A 7.2- magnitude earthquake over the weekend has left over 2,000 Haitians dead and over 12,000 injured in Saint-Louis du Sud, Haiti.
According to statistics from the USAID Disaster Assistance Response Team, 83,300 houses have been damaged from the earthquake and 2.2 million people have been exposed to MMI level shaking.
Tropical Storm Grace followed shortly after the earthquake and added heavy rain and wind to the already damaged infrastructure.
Hospitals were also destroyed in the earthquake and many are packed with injured residents and COVID-19 patients amid a global pandemic.
Right now, zero percent of the Haiti population is fully vaccinated and less than one percent has received at least one dose of the COVID-19 vaccine.
Haitian Prime Minister Ariel Henry said the country is “on its knees” and is “physically and mentally devastated.”
These natural disasters come one month after former Haitian President Jovenel Moise was assassinated in his home by 28 foreign mercenaries.
In addition to the assassination, Haiti is still recovering from the 2010 earthquake which left over 200,000 Haitians dead in the country’s capital Port-au-Prince.
Haitian and American non profit organizations have been on the front lines helping communities gather basic necessities such as food, water, and shelter.
In Texas, a Dallas organization Texas Baptist Men is working to provide Haitians clean drinking water through filtration systems that can produce 5-7 gallons a day.
“These are bucket gravity filters that can be used in houses and basically provide clean drinking water for years,” John Hall, a spokesperson for Texas Baptist Men said. “Were sending at least 200 family filters possibly more down into Haiti as well as more resources”
According to Hall, TBM is buying the buckets in Haiti to boost their economy and then shipping more resources from Dallas.
Hall said TBM have been working with a church in Haiti since the 2010 earthquake and sees similarities in basic necessities and relief.
“Houses have collapsed, buildings have collapsed, there needs to be a rebuilding effort,” Hall said. “You have sanitation systems that needed improvement to begin with and now are completely broken.”
Undoubtedly, Hall said Haiti is in desperate need and encouraged all Americans to help any way they can.
“Every moment that passes is another moment they need help,” Hall said.

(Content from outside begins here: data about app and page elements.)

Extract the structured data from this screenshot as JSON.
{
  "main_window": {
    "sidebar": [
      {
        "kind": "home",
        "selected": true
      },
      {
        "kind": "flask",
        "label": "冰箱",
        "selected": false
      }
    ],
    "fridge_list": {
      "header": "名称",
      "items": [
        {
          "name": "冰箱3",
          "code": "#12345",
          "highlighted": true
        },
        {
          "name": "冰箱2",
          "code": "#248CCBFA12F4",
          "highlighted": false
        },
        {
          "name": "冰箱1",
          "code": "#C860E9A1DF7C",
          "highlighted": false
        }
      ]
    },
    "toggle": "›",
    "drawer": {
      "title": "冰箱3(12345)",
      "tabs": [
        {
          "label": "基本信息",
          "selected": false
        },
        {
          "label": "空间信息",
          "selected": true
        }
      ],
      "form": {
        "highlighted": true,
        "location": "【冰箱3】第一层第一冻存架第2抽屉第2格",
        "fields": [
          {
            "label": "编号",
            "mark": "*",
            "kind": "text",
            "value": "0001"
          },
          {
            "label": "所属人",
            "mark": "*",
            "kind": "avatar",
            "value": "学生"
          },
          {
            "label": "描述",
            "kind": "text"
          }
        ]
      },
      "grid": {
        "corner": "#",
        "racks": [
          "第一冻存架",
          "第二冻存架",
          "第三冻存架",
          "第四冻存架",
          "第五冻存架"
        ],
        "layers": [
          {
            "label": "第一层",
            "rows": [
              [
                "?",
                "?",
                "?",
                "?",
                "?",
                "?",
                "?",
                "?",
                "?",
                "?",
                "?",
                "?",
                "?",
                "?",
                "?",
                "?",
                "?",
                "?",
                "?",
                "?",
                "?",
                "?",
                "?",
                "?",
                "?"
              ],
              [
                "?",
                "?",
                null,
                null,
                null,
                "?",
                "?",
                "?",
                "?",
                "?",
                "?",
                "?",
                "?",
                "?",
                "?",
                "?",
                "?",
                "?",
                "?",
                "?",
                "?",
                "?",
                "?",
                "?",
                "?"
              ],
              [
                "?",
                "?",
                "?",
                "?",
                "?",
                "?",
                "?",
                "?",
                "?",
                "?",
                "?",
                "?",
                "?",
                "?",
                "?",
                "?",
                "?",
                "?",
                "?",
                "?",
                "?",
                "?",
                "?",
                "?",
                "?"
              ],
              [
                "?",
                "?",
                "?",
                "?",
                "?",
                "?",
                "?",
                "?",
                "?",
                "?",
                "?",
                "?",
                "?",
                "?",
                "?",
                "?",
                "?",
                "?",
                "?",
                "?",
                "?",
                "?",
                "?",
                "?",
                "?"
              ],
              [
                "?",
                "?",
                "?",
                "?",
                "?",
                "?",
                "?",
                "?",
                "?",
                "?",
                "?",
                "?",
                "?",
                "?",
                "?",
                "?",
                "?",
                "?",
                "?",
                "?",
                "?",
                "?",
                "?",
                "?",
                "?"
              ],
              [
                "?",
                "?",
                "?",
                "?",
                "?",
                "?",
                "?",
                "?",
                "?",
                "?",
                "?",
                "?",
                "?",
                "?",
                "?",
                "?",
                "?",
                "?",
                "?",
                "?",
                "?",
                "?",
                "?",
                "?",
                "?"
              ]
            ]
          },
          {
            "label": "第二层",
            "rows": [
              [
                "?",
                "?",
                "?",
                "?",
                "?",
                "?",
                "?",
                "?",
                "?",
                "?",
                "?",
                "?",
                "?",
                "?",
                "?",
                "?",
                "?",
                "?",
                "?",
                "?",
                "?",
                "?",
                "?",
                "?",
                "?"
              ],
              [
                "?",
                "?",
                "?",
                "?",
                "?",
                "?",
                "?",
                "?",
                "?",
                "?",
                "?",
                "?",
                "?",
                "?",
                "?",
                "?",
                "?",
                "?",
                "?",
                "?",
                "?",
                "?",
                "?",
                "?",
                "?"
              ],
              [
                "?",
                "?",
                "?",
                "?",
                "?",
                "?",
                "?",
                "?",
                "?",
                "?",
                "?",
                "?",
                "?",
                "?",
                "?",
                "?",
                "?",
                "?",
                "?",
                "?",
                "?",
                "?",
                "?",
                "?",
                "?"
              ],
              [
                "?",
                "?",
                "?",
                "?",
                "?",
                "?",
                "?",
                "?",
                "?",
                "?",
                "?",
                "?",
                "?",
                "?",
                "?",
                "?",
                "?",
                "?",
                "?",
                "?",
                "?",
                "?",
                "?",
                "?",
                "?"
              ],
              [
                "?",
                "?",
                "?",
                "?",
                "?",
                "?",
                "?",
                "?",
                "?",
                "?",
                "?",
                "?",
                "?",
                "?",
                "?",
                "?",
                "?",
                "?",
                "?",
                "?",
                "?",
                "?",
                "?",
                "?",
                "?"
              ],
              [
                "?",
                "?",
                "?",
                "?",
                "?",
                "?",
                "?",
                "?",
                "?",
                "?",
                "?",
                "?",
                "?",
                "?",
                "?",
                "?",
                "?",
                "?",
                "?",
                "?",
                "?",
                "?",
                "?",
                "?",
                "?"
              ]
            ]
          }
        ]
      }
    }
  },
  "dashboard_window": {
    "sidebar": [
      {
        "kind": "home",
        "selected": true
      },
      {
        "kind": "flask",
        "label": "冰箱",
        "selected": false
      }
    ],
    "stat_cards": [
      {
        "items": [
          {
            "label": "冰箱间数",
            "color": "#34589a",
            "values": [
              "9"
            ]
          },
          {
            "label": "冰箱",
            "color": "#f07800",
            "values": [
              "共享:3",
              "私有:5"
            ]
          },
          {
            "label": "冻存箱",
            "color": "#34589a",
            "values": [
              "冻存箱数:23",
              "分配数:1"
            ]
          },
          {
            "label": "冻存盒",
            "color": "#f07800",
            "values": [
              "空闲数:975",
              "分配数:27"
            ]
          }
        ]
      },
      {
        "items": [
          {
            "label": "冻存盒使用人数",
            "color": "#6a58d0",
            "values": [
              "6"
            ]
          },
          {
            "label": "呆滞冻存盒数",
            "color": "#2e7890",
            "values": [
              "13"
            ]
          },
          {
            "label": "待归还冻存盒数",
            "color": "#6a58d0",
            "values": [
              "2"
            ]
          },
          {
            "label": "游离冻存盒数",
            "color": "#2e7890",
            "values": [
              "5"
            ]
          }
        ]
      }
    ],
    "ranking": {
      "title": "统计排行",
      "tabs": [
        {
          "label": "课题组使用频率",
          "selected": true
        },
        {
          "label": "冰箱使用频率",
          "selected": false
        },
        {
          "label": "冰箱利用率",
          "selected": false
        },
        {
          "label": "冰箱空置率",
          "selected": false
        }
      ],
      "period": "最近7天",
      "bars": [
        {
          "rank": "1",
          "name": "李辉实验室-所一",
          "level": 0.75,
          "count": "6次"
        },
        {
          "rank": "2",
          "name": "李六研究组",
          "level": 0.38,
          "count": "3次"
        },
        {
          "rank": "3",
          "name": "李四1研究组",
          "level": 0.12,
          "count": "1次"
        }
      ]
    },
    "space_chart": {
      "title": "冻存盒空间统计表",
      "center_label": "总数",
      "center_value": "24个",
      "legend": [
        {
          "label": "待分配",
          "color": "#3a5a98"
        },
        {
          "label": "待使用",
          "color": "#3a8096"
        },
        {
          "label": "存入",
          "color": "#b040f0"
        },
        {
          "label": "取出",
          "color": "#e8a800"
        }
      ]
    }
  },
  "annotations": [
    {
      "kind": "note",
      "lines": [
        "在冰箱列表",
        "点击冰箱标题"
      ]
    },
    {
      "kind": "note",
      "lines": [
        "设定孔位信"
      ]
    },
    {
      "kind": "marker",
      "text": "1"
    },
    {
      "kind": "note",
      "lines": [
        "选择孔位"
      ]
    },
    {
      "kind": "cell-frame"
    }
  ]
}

Other organizations on the frontline providing meals, clothes and services to Haitians include Fokal Haiti Relief Fund, Locally Haiti, Hope for Haiti, World Central Kitchen, and Convoy of Hope.